Martin brings experience in machine learning for decoding various higher-order cognitive functions. Her background includes developing novel cognitive neuroprosthetics, the devices that restore or aid nervous system functions lost to illness or injury, such as cochlear implants for hearing loss. Her HDSI mentors will be Brad Voytek and Virginia de Sa, both faculty members in the Department of Cognitive Science. As an HDSI Postdoctoral Fellow, she and the other Fellows will have the opportunity for research collaboration with a variety of faculty and students at the university, and to participate in HDSI activities such as seminars, industry partnerships and cross-disciplinary projects.

Martin has written and been interviewed extensively in the media on neuroscience in such publications as Science, Scientific American and New Scientist. Her outreach work includes co-founding and serving as president of an organization running hacking contests aimed at designing solutions to improve daily living for the disabled.

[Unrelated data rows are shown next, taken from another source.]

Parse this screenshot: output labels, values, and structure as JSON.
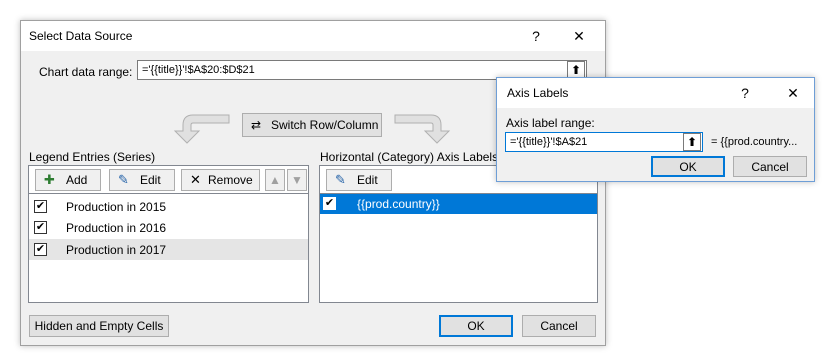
{
  "main": {
    "title": "Select Data Source",
    "help": "?",
    "close": "✕",
    "range_label": "Chart data range:",
    "range_value": "='{{title}}'!$A$20:$D$21",
    "switch_label": "Switch Row/Column",
    "legend_label": "Legend Entries (Series)",
    "add_label": "Add",
    "edit_label": "Edit",
    "remove_label": "Remove",
    "series": [
      {
        "label": "Production in 2015",
        "checked": true
      },
      {
        "label": "Production in 2016",
        "checked": true
      },
      {
        "label": "Production in 2017",
        "checked": true
      }
    ],
    "axis_label": "Horizontal (Category) Axis Labels",
    "axis_edit_label": "Edit",
    "categories": [
      {
        "label": "{{prod.country}}",
        "checked": true
      }
    ],
    "hidden_label": "Hidden and Empty Cells",
    "ok_label": "OK",
    "cancel_label": "Cancel"
  },
  "axis_dialog": {
    "title": "Axis Labels",
    "help": "?",
    "close": "✕",
    "range_label": "Axis label range:",
    "range_value": "='{{title}}'!$A$21",
    "preview": "= {{prod.country...",
    "ok_label": "OK",
    "cancel_label": "Cancel"
  },
  "colors": {
    "selection": "#0078d7",
    "hover_row": "#e5e5e5"
  },
  "icons": [
    "question-icon",
    "close-icon",
    "collapse-icon",
    "switch-icon",
    "arrow-left-icon",
    "arrow-right-icon",
    "add-icon",
    "edit-icon",
    "remove-icon",
    "up-icon",
    "down-icon",
    "checkbox-icon"
  ]
}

Her Ph.D. thesis research was on neural engineering from the Swiss Federal Institute of Technologies in Lausanne where she earned her doctorate; she performed postdoctoral work at the Auditory Language Lab at the University of Geneva, investigating spike-field interactions during sensory and decisional processing in the human cortex, the work contributed to the understanding of activity during various cognitive functions such as speech and predictive coding. She performed master’s work at UC Berkeley in neuroscience. Martin earned her bachelor of science degree in Life Sciences & Technology at the Swiss Federal Institute of Technologies, and a master’s of science degree in bioengineering from the same institution, specializing in neuroscience and biomedical technologies.

Her data-science related abilities include a knowledge of engineering signal processing, data analysis, advanced statistics, pattern classification, machine learning, data mining, speech recognition, electronics, brain-computer interface, connectivity analysis, anatomy and neurobiology of language. She speaks four languages, and earned multiple track and field medals while representing Switzerland.

Stephanie Martin
Stéphanie Martin, Postdoctoral Fellow